■ Component data from apps and pages ■
++++++
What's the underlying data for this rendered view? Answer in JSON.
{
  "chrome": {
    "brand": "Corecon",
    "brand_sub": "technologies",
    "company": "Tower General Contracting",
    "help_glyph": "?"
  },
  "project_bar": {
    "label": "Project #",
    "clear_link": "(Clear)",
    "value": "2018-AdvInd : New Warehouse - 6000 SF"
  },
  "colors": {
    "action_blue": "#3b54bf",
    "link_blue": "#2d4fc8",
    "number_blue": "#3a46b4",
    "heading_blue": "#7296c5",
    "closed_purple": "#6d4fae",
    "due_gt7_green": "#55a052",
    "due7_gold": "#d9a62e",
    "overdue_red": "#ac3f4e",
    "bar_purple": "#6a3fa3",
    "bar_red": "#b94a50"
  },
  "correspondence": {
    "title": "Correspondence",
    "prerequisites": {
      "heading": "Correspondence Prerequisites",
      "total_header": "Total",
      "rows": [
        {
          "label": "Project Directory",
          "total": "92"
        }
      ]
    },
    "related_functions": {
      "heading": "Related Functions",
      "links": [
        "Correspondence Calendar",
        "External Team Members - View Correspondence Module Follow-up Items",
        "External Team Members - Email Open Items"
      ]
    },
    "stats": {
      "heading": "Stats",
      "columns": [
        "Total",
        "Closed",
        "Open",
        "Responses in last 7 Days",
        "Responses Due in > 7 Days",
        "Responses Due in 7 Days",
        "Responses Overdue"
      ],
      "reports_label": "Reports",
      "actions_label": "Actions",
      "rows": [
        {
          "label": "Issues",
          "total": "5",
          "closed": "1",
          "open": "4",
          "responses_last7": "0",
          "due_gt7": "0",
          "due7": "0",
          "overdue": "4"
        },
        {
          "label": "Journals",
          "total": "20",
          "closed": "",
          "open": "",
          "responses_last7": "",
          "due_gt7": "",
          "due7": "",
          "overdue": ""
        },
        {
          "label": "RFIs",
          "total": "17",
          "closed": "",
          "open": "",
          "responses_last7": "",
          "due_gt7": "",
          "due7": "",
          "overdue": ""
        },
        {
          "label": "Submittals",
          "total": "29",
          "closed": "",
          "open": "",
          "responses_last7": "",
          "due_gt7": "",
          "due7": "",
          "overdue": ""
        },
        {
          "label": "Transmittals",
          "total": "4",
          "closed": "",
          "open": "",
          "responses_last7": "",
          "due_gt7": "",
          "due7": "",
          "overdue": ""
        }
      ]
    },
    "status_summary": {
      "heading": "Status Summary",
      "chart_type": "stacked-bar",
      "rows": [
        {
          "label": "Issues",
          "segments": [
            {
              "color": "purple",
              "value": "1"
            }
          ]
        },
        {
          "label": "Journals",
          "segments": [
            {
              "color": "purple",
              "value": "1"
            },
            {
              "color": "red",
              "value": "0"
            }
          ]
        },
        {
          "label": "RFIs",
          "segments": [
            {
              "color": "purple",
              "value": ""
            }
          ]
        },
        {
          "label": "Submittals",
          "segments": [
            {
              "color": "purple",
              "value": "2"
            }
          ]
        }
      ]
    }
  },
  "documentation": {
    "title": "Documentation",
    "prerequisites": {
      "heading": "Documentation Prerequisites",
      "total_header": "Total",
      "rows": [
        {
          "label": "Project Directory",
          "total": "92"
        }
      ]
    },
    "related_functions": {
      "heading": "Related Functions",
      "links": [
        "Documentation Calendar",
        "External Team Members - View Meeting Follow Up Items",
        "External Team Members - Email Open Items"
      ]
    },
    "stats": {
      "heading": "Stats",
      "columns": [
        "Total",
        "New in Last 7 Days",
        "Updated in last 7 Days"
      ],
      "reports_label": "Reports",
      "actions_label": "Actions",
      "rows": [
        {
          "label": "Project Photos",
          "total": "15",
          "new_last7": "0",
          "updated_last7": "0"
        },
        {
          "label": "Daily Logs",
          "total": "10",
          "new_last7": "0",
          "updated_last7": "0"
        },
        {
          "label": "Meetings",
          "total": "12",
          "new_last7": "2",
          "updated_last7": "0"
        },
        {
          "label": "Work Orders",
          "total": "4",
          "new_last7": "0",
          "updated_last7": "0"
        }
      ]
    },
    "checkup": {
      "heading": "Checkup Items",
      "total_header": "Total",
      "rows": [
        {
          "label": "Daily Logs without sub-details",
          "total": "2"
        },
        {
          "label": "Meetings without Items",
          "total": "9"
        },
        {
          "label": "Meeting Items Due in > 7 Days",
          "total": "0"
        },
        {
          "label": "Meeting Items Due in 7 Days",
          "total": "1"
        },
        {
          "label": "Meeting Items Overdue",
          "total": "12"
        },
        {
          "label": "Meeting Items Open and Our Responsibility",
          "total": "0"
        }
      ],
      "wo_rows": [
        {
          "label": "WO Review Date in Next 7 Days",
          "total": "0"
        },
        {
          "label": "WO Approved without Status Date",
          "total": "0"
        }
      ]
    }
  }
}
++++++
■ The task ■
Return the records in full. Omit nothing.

■ Task output ■
What's the underlying data for this rendered view? Answer in JSON.
{
  "chrome": {
    "brand": "Corecon",
    "brand_sub": "technologies",
    "company": "Tower General Contracting",
    "help_glyph": "?"
  },
  "project_bar": {
    "label": "Project #",
    "clear_link": "(Clear)",
    "value": "2018-AdvInd : New Warehouse - 6000 SF"
  },
  "colors": {
    "action_blue": "#3b54bf",
    "link_blue": "#2d4fc8",
    "number_blue": "#3a46b4",
    "heading_blue": "#7296c5",
    "closed_purple": "#6d4fae",
    "due_gt7_green": "#55a052",
    "due7_gold": "#d9a62e",
    "overdue_red": "#ac3f4e",
    "bar_purple": "#6a3fa3",
    "bar_red": "#b94a50"
  },
  "correspondence": {
    "title": "Correspondence",
    "prerequisites": {
      "heading": "Correspondence Prerequisites",
      "total_header": "Total",
      "rows": [
        {
          "label": "Project Directory",
          "total": "92"
        }
      ]
    },
    "related_functions": {
      "heading": "Related Functions",
      "links": [
        "Correspondence Calendar",
        "External Team Members - View Correspondence Module Follow-up Items",
        "External Team Members - Email Open Items"
      ]
    },
    "stats": {
      "heading": "Stats",
      "columns": [
        "Total",
        "Closed",
        "Open",
        "Responses in last 7 Days",
        "Responses Due in > 7 Days",
        "Responses Due in 7 Days",
        "Responses Overdue"
      ],
      "reports_label": "Reports",
      "actions_label": "Actions",
      "rows": [
        {
          "label": "Issues",
          "total": "5",
          "closed": "1",
          "open": "4",
          "responses_last7": "0",
          "due_gt7": "0",
          "due7": "0",
          "overdue": "4"
        },
        {
          "label": "Journals",
          "total": "20",
          "closed": "",
          "open": "",
          "responses_last7": "",
          "due_gt7": "",
          "due7": "",
          "overdue": ""
        },
        {
          "label": "RFIs",
          "total": "17",
          "closed": "",
          "open": "",
          "responses_last7": "",
          "due_gt7": "",
          "due7": "",
          "overdue": ""
        },
        {
          "label": "Submittals",
          "total": "29",
          "closed": "",
          "open": "",
          "responses_last7": "",
          "due_gt7": "",
          "due7": "",
          "overdue": ""
        },
        {
          "label": "Transmittals",
          "total": "4",
          "closed": "",
          "open": "",
          "responses_last7": "",
          "due_gt7": "",
          "due7": "",
          "overdue": ""
        }
      ]
    },
    "status_summary": {
      "heading": "Status Summary",
      "chart_type": "stacked-bar",
      "rows": [
        {
          "label": "Issues",
          "segments": [
            {
              "color": "purple",
              "value": "1"
            }
          ]
        },
        {
          "label": "Journals",
          "segments": [
            {
              "color": "purple",
              "value": "1"
            },
            {
              "color": "red",
              "value": "0"
            }
          ]
        },
        {
          "label": "RFIs",
          "segments": [
            {
              "color": "purple",
              "value": ""
            }
          ]
        },
        {
          "label": "Submittals",
          "segments": [
            {
              "color": "purple",
              "value": "2"
            }
          ]
        }
      ]
    }
  },
  "documentation": {
    "title": "Documentation",
    "prerequisites": {
      "heading": "Documentation Prerequisites",
      "total_header": "Total",
      "rows": [
        {
          "label": "Project Directory",
          "total": "92"
        }
      ]
    },
    "related_functions": {
      "heading": "Related Functions",
      "links": [
        "Documentation Calendar",
        "External Team Members - View Meeting Follow Up Items",
        "External Team Members - Email Open Items"
      ]
    },
    "stats": {
      "heading": "Stats",
      "columns": [
        "Total",
        "New in Last 7 Days",
        "Updated in last 7 Days"
      ],
      "reports_label": "Reports",
      "actions_label": "Actions",
      "rows": [
        {
          "label": "Project Photos",
          "total": "15",
          "new_last7": "0",
          "updated_last7": "0"
        },
        {
          "label": "Daily Logs",
          "total": "10",
          "new_last7": "0",
          "updated_last7": "0"
        },
        {
          "label": "Meetings",
          "total": "12",
          "new_last7": "2",
          "updated_last7": "0"
        },
        {
          "label": "Work Orders",
          "total": "4",
          "new_last7": "0",
          "updated_last7": "0"
        }
      ]
    },
    "checkup": {
      "heading": "Checkup Items",
      "total_header": "Total",
      "rows": [
        {
          "label": "Daily Logs without sub-details",
          "total": "2"
        },
        {
          "label": "Meetings without Items",
          "total": "9"
        },
        {
          "label": "Meeting Items Due in > 7 Days",
          "total": "0"
        },
        {
          "label": "Meeting Items Due in 7 Days",
          "total": "1"
        },
        {
          "label": "Meeting Items Overdue",
          "total": "12"
        },
        {
          "label": "Meeting Items Open and Our Responsibility",
          "total": "0"
        }
      ],
      "wo_rows": [
        {
          "label": "WO Review Date in Next 7 Days",
          "total": "0"
        },
        {
          "label": "WO Approved without Status Date",
          "total": "0"
        }
      ]
    }
  }
}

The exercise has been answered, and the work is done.